What is being asked:
Only the images are to be dropped; the records themselves must be repeated exactly.

Data excerpts:
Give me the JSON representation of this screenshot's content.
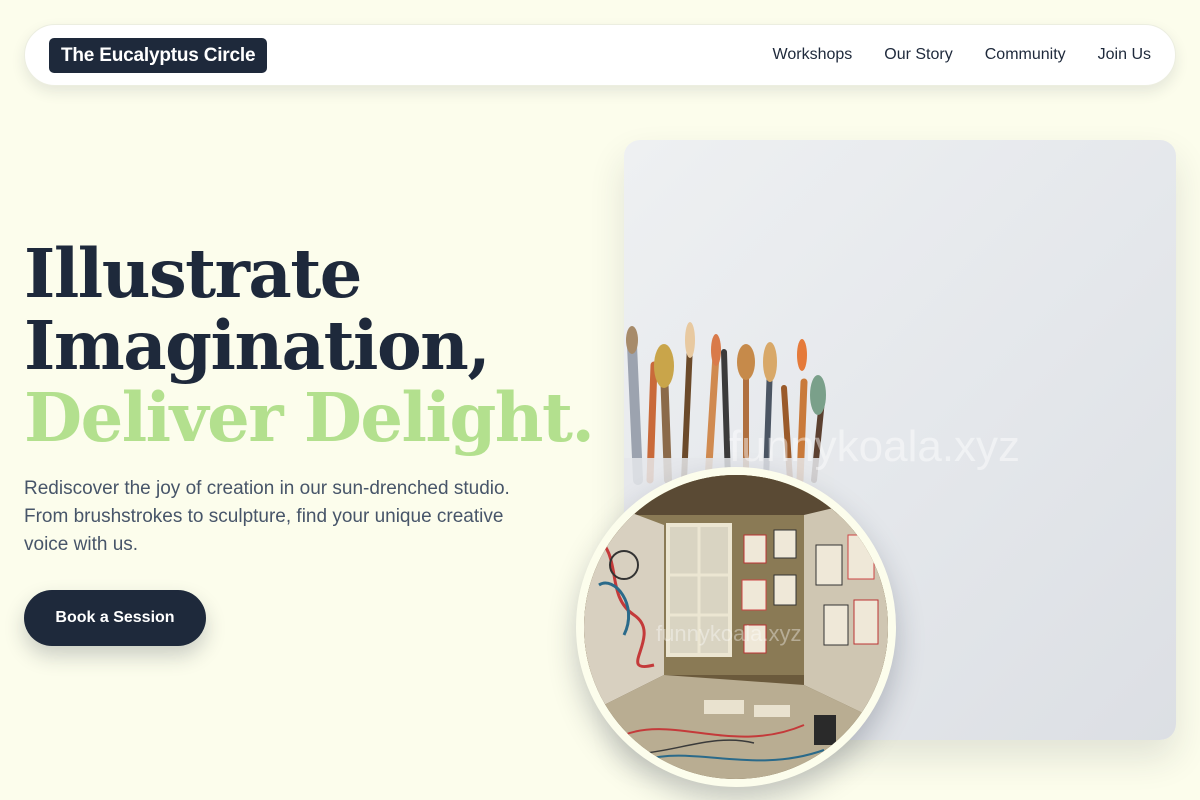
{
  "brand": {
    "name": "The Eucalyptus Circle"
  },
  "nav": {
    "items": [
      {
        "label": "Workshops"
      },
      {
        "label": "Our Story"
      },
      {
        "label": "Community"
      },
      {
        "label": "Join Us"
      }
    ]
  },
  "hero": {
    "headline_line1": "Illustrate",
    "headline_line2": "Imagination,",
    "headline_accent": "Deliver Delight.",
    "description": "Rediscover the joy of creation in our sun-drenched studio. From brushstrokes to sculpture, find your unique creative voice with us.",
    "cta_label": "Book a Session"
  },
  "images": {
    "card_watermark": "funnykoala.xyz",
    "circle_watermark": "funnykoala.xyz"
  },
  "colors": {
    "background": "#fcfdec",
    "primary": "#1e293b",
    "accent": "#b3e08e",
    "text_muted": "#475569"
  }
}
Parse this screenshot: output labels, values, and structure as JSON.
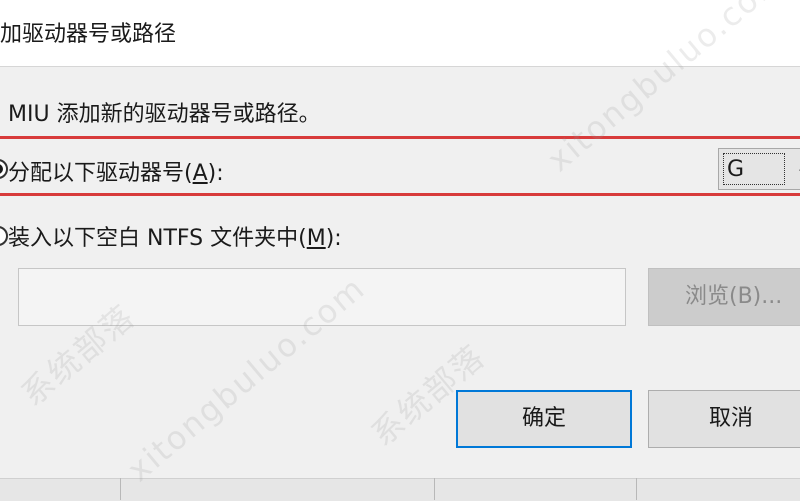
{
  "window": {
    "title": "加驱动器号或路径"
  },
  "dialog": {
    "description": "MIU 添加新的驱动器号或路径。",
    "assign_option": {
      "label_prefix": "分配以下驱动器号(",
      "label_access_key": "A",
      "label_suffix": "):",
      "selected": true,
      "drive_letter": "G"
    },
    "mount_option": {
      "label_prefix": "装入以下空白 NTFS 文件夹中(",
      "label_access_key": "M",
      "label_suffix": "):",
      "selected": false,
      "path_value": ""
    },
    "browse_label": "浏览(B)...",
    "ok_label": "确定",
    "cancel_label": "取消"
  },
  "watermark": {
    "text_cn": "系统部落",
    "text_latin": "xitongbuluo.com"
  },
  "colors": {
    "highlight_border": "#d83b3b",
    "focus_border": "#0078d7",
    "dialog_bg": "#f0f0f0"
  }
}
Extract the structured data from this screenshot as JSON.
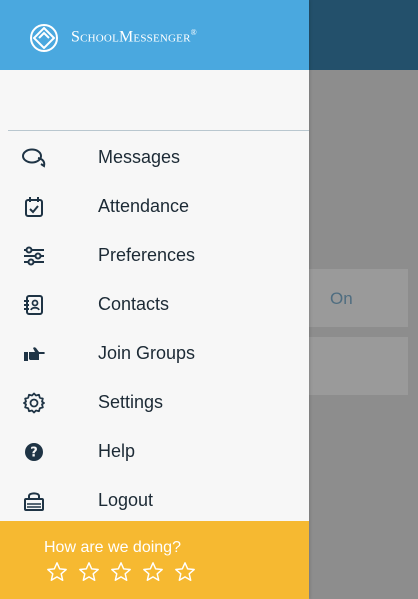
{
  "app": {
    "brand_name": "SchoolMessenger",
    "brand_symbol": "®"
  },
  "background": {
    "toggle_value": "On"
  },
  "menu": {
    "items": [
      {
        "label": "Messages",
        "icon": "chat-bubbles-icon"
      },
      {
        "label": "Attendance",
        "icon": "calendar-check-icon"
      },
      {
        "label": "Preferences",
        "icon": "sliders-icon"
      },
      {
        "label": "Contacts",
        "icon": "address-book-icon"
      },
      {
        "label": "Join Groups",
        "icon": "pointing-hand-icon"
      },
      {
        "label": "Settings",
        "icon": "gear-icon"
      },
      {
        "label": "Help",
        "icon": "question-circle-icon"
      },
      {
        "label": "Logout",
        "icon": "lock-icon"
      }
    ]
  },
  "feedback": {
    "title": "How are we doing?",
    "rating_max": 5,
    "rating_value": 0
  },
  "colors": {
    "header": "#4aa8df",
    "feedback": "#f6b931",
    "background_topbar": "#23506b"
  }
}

Answer box:
Give me the JSON representation of this screenshot's content.
{
  "brand": {
    "name": "The Eucalyptus Circle"
  },
  "nav": {
    "items": [
      {
        "label": "Workshops"
      },
      {
        "label": "Our Story"
      },
      {
        "label": "Community"
      },
      {
        "label": "Join Us"
      }
    ]
  },
  "hero": {
    "headline_line1": "Illustrate",
    "headline_line2": "Imagination,",
    "headline_accent": "Deliver Delight.",
    "description": "Rediscover the joy of creation in our sun-drenched studio. From brushstrokes to sculpture, find your unique creative voice with us.",
    "cta_label": "Book a Session"
  },
  "images": {
    "card_watermark": "funnykoala.xyz",
    "circle_watermark": "funnykoala.xyz"
  },
  "colors": {
    "background": "#fcfdec",
    "primary": "#1e293b",
    "accent": "#b3e08e",
    "text_muted": "#475569"
  }
}
Parse this screenshot: output labels, values, and structure as JSON.
{
  "window": {
    "title": "加驱动器号或路径"
  },
  "dialog": {
    "description": "MIU 添加新的驱动器号或路径。",
    "assign_option": {
      "label_prefix": "分配以下驱动器号(",
      "label_access_key": "A",
      "label_suffix": "):",
      "selected": true,
      "drive_letter": "G"
    },
    "mount_option": {
      "label_prefix": "装入以下空白 NTFS 文件夹中(",
      "label_access_key": "M",
      "label_suffix": "):",
      "selected": false,
      "path_value": ""
    },
    "browse_label": "浏览(B)...",
    "ok_label": "确定",
    "cancel_label": "取消"
  },
  "watermark": {
    "text_cn": "系统部落",
    "text_latin": "xitongbuluo.com"
  },
  "colors": {
    "highlight_border": "#d83b3b",
    "focus_border": "#0078d7",
    "dialog_bg": "#f0f0f0"
  }
}
Extract the structured data from this screenshot as JSON.
{
  "app": {
    "brand_name": "SchoolMessenger",
    "brand_symbol": "®"
  },
  "background": {
    "toggle_value": "On"
  },
  "menu": {
    "items": [
      {
        "label": "Messages",
        "icon": "chat-bubbles-icon"
      },
      {
        "label": "Attendance",
        "icon": "calendar-check-icon"
      },
      {
        "label": "Preferences",
        "icon": "sliders-icon"
      },
      {
        "label": "Contacts",
        "icon": "address-book-icon"
      },
      {
        "label": "Join Groups",
        "icon": "pointing-hand-icon"
      },
      {
        "label": "Settings",
        "icon": "gear-icon"
      },
      {
        "label": "Help",
        "icon": "question-circle-icon"
      },
      {
        "label": "Logout",
        "icon": "lock-icon"
      }
    ]
  },
  "feedback": {
    "title": "How are we doing?",
    "rating_max": 5,
    "rating_value": 0
  },
  "colors": {
    "header": "#4aa8df",
    "feedback": "#f6b931",
    "background_topbar": "#23506b"
  }
}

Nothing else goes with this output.